Canada’s National Bank launches zero-commission trading

National Bank Direct Brokerage, owned by Canada’s sixth largest lender, is the latest company to join the race to the bottom. To stay competitive, the National Bank’s direct brokerage division is slashing its commission fees on stocks, options, and ETFs to zero.

In Canada, Toronto-based Wealthsimple was the first stock-trading mobile app and robo-advisor to launch zero-fee trading with no minimum account balance.

Previously, the Montreal-based bank charged $6.95 per stock trade, which goes down to $0.95 for active investors who made more than 100 transactions per quarter. It also dropped the commission for ETF transactions.

The majority of Canada’s online platforms charge between $3.95 to $9.99 a trade depending on the number of an investor’s monthly transactions. A handful of the country’s discount brokers offer zero-fee trades for exchange-traded funds.

The stock-trading business model of those financial giants now resembles Robinhood’s model, which makes money from interest on customer accounts, securities lending, and a small amount from payment for order flow.

“The self-directed investing sector is constantly evolving, and it’s important for us to keep innovating and not rely on the status quo, for the benefit of our clients and all investors across the country. That’s why we’re looking for new ways to equip and support Canadian investors, and this new $0 pricing is another step in our efforts,” said Claude-Frédéric Robert, president of National Bank’s direct brokerage group.

The company’s zero price tag for stock trading comes at a time when the competition for retail traders intensifies while regulators are pushing for heightened fee transparency.

National Bank said its offering will feature unlimited commission-free trades on thousands of Canadian and U.S. stocks and ETFs, a first for a direct brokerage linked to a Canadian bank.

No-fee trading has gained momentum as retail-trader focused platforms have made it more affordable for casual investors to trade frequently.

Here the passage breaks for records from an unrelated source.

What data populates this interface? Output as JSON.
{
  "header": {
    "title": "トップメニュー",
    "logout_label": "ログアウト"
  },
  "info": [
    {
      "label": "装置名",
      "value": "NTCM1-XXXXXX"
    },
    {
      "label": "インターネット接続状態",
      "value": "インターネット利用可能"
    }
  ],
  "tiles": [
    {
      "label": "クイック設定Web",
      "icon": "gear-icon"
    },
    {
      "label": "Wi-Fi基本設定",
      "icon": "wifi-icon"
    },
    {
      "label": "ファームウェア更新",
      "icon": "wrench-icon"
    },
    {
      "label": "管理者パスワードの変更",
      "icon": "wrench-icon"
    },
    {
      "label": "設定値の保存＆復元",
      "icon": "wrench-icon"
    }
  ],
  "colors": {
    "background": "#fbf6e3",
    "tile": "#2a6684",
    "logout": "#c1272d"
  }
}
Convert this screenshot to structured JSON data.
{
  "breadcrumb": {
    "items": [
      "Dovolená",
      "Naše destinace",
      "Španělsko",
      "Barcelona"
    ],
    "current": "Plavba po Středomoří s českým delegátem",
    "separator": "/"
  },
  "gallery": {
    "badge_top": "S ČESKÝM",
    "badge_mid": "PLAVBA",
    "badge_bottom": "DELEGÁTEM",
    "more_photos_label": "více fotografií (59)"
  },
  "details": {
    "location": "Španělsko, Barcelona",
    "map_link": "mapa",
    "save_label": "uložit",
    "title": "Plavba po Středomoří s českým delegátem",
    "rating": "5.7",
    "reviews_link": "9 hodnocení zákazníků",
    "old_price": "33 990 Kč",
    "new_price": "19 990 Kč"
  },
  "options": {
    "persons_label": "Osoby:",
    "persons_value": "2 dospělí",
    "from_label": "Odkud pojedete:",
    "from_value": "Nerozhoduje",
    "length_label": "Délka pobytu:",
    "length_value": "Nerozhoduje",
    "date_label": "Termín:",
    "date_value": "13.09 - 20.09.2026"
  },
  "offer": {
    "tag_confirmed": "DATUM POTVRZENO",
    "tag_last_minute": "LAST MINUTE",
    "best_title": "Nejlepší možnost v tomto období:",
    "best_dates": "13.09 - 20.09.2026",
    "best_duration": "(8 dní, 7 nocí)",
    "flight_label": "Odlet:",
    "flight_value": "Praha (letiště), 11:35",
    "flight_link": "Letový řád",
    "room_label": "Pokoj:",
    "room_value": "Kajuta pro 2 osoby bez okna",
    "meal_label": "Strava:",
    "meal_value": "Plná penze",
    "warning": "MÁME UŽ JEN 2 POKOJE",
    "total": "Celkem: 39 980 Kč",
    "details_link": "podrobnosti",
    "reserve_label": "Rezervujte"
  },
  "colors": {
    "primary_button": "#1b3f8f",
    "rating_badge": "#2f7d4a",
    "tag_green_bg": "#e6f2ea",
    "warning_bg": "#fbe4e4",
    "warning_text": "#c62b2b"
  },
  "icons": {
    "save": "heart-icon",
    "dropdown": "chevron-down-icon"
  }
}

They have also attracted a new breed of younger traders who were traditionally held back by expensive costs.

Nevertheless, the retail hype around stock trading was thrown into disarray earlier this year after investor groups on Reddit coordinated a massive attack on hedge funds who had shorted so-called ‘meme stocks’.